Dr. Michael White, Professor of Spanish and African American Music, is widely acknowledged as an expert in the field of traditional New Orleans jazz. White performs and tours worldwide with his own Original Liberty Jazz Band, writes and lectures on the unique music, and is among a select few clarinetists to develop an original, authentic interpretation of New Orleans jazz.
Ron Bechet, Professor, Department of Fine Arts. Visual Arts is a unique language designed to communicate the abstract in non-linear terms and to understand thoughts and relationships that are not literally apparent. Ron Bechet’s research involves how to use this language not necessarily to make art but to understand how it is made. In his research, Bechet studies how visual language is a form of communication, using visual means in symbolic or metaphoric ways. One focus uses an example of dove-as-a-bird and cultural significance of dove as a symbol of peace or religious symbol of the Holy Spirit. By combining imagery, Bechet explores philosophical concepts and symbolic meaning.
Dr. Ross Louis, Chair and Associate Professor, Department of Communications, Communications Studies. As a performance studies scholar living and working in post-Katrina New Orleans, Dr. Ross Louis studies the meanings, practices, and functions of cultural citizenship in the city. The ways residents understand and demonstrate citizenship have drastically changed since August 2005. Dr. Louis explores how the citizens’ identification as New Orleanians is reflected in their public performances, including Mardi Gras, civic participation in neighborhood associations, increased displays of pro-New Orleans recovery slogans, and the rise of a tight-knit blogging community that tracks cultural and political issues. In each of these cases, performance could provide a vehicle for defining, learning, and transforming citizenship.

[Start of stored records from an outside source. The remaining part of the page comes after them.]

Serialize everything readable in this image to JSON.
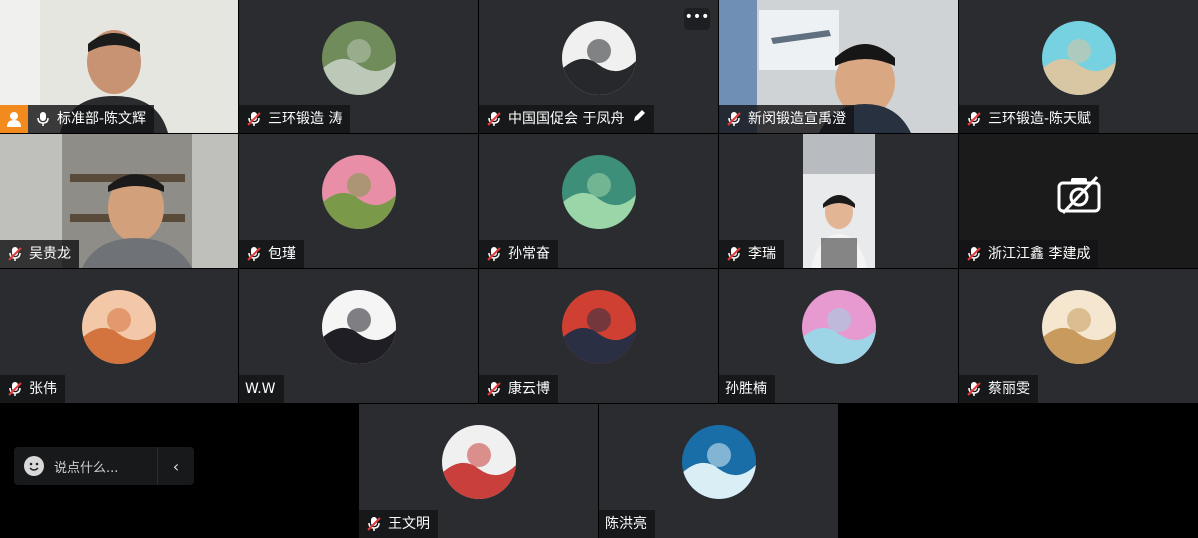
{
  "participants": [
    {
      "id": "p1",
      "name": "标准部-陈文辉",
      "muted": false,
      "host": true,
      "type": "video"
    },
    {
      "id": "p2",
      "name": "三环锻造 涛",
      "muted": true,
      "type": "avatar",
      "colors": [
        "#6f8c5a",
        "#bcc9b8"
      ]
    },
    {
      "id": "p3",
      "name": "中国国促会 于凤舟",
      "muted": true,
      "type": "avatar",
      "editable": true,
      "more": "•••",
      "colors": [
        "#f0f0f0",
        "#26282c"
      ]
    },
    {
      "id": "p4",
      "name": "新闵锻造宣禹澄",
      "muted": true,
      "type": "video"
    },
    {
      "id": "p5",
      "name": "三环锻造-陈天赋",
      "muted": true,
      "type": "avatar",
      "colors": [
        "#76d1e0",
        "#d9c6a2"
      ]
    },
    {
      "id": "p6",
      "name": "吴贵龙",
      "muted": true,
      "type": "video"
    },
    {
      "id": "p7",
      "name": "包瑾",
      "muted": true,
      "type": "avatar",
      "colors": [
        "#e88fa7",
        "#7a9a4a"
      ]
    },
    {
      "id": "p8",
      "name": "孙常奋",
      "muted": true,
      "type": "avatar",
      "colors": [
        "#3e8f7a",
        "#9bd6a8"
      ]
    },
    {
      "id": "p9",
      "name": "李瑞",
      "muted": true,
      "type": "video"
    },
    {
      "id": "p10",
      "name": "浙江江鑫 李建成",
      "muted": true,
      "type": "camera-off"
    },
    {
      "id": "p11",
      "name": "张伟",
      "muted": true,
      "type": "avatar",
      "colors": [
        "#f3c8a8",
        "#d3733e"
      ]
    },
    {
      "id": "p12",
      "name": "W.W",
      "muted": false,
      "type": "avatar",
      "colors": [
        "#f5f5f5",
        "#1e1e24"
      ]
    },
    {
      "id": "p13",
      "name": "康云博",
      "muted": true,
      "type": "avatar",
      "colors": [
        "#cf4033",
        "#2a2f44"
      ]
    },
    {
      "id": "p14",
      "name": "孙胜楠",
      "muted": false,
      "type": "avatar",
      "colors": [
        "#e69ad0",
        "#9ed5e6"
      ]
    },
    {
      "id": "p15",
      "name": "蔡丽雯",
      "muted": true,
      "type": "avatar",
      "colors": [
        "#f4e6cf",
        "#c99a5e"
      ]
    },
    {
      "id": "p16",
      "name": "王文明",
      "muted": true,
      "type": "avatar",
      "colors": [
        "#f0f0f0",
        "#c93f3b"
      ]
    },
    {
      "id": "p17",
      "name": "陈洪亮",
      "muted": false,
      "type": "avatar",
      "colors": [
        "#1a6ea8",
        "#d9eef5"
      ]
    }
  ],
  "chat": {
    "placeholder": "说点什么...",
    "collapse_icon": "chevron-left-icon",
    "emoji_icon": "smile-icon"
  },
  "colors": {
    "tile_bg": "#2b2c30",
    "label_bg": "#141416",
    "host_badge": "#f28a1e",
    "mic_muted": "#e23b3b"
  }
}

Kathryn Krotzer Laborde, Associate Professor of English, examines areas that are uniquely New Orleans, capturing what is special about the city, Xavier, and the diverse people here. Much of her recent work has focused on Hurricane Katrina and its aftermath. Laborde worked as an ‘exterior damage assessor’ for the city, documenting New Orleanians’ response to the disaster, writing down their stories, collecting oral histories, taking hundreds of photographs. Some of the most compelling responses were in the messages scrawled, painted and etched on the thousands of ruined refrigerators across the city. In “Do Not Open: The Discarded Refrigerators of Post-Katrina New Orleans” (2010 McFarland & Co.), she writes about how these appliances became message boards for the deeply wounded, angry, resilient people of New Orleans.
Dr. Elizabeth Manley, Assistant Professor of History, and two undergraduate students spent a two-week research trip in the Dominican Republic in the summer 2010. Dr. Manley is standing at the memorial to the Mirabal Sisters on the road where they were assassinated by the dictator Trujillo in 1960. Funded by the Mellon Foundation through Xavier’s Center for Undergraduate Research, the trip facilitated a joint faculty-student research project with students Benjamin Moore and Catherine Pena. They visited Santo Domingo, Santiago, and Salcedo and a number of memorial sites, inquiring into national historical memory. This was particularly engaging and relevant in a country plagued by a thirty-year dictatorship and subsequent slow transition to democracy.
Dr. Michael Homan, Professor, Department of Theology. During the summer 2010, Dr. Michael Homan, right, and Shavonda Wilson, who had just finished her first year in the College of Pharmacy, visited Petra, a Nabatean city carved in stone. The visit to Jordan included an excavation in Barqa, about 20 kilometers from Petra. Dr. Homan teaches in the Department of Theology, where his research focuses on how people lived in the ancient Near East. He has more than 20 years of archeological field experience supervising excavations in Israel and Jordan.
Dr. Gary Donaldson, Director of the Center for Undergraduate Research and Professor, Department of History. Dr. Gary Donaldson’s scholarship focuses on 20th Century U.S. history and post-World War II foreign policy and politics. He teaches courses in Modern America (since 1945), Historiography and Research, U.S. History survey (since 1865), and World Civilization. Dr. Donaldson was a Senior Fulbright Scholar in China in 1991-92 and 1997-98, where he taught 20th Century American foreign policy at Beijing Foreign Studies University. His works include “The Making of Modern America” (2009) and “Modern America: A Documentary History of the Nation since 1945” (2007).
Dr. Susan Spillman, William Arceneaux Endowed Professor of French, records, videotapes, and researches oral histories. Currently, Spillman is collecting videotaped oral histories in French and Spanish, primarily from peoples in Louisiana, delving deep into their cultures to increase their audio and video interactions and responses. She posts 30-second and 2-3 minute segments from each interview on the Web, thus allowing her subjects to be seen and heard by viewers.